- J. Kanitakis, D. Narvaez, and A. Claudy, “Expression of the CD34 antigen distinguishes Kaposi's sarcoma from pseudo-Kaposi's sarcoma (acroangiodermatitis),” The British Journal of Dermatology, vol. 134, no. 1, pp. 44–46, 1996.
- G. J. Gottlieb and A. B. Ackerman, “Kaposi's sarcoma: an extensively disseminated form in young homosexual men,” Human Pathology, vol. 13, no. 10, pp. 882–892, 1982.
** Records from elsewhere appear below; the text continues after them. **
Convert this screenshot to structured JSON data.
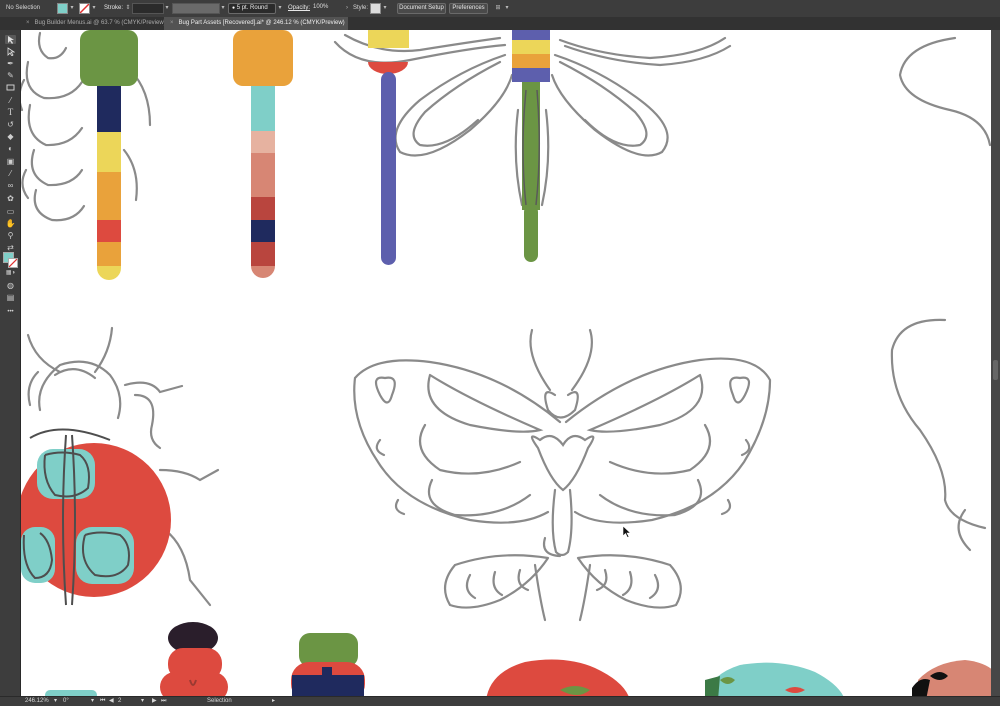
{
  "control_bar": {
    "selection_label": "No Selection",
    "fill_color": "#7fcfc8",
    "stroke_label": "Stroke:",
    "stroke_weight": "",
    "brush_label": "5 pt. Round",
    "opacity_label": "Opacity:",
    "opacity_value": "100%",
    "style_label": "Style:",
    "document_setup_label": "Document Setup",
    "preferences_label": "Preferences"
  },
  "tabs": [
    {
      "label": "Bug Builder Menus.ai @ 63.7 % (CMYK/Preview)",
      "active": false
    },
    {
      "label": "Bug Part Assets [Recovered].ai* @ 246.12 % (CMYK/Preview)",
      "active": true
    }
  ],
  "toolbar": {
    "tools": [
      "selection-tool",
      "direct-selection-tool",
      "pen-tool",
      "curvature-tool",
      "rectangle-tool",
      "paintbrush-tool",
      "type-tool",
      "rotate-tool",
      "eraser-tool",
      "shape-builder-tool",
      "gradient-tool",
      "eyedropper-tool",
      "blend-tool",
      "symbol-sprayer-tool",
      "artboard-tool",
      "hand-tool",
      "zoom-tool"
    ],
    "more_label": "•••"
  },
  "status_bar": {
    "zoom": "246.12%",
    "rotation": "0°",
    "artboard_number": "2",
    "tool_name": "Selection"
  },
  "colors": {
    "teal": "#7fcfc8",
    "red": "#dd4a3f",
    "navy": "#1f2a5e",
    "yellow": "#ecd659",
    "orange": "#e9a23b",
    "green": "#6b9544",
    "purple": "#5d5fad",
    "pink": "#d78674",
    "dark_plum": "#2a1e2b",
    "sketch_gray": "#8a8a8a"
  }
}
- G. Strutton and D. Weedon, “Acro-angiodermatitis: a simulant of Kaposi's sarcoma,” The American Journal of Dermatopathology, vol. 9, no. 2, pp. 85–89, 1987.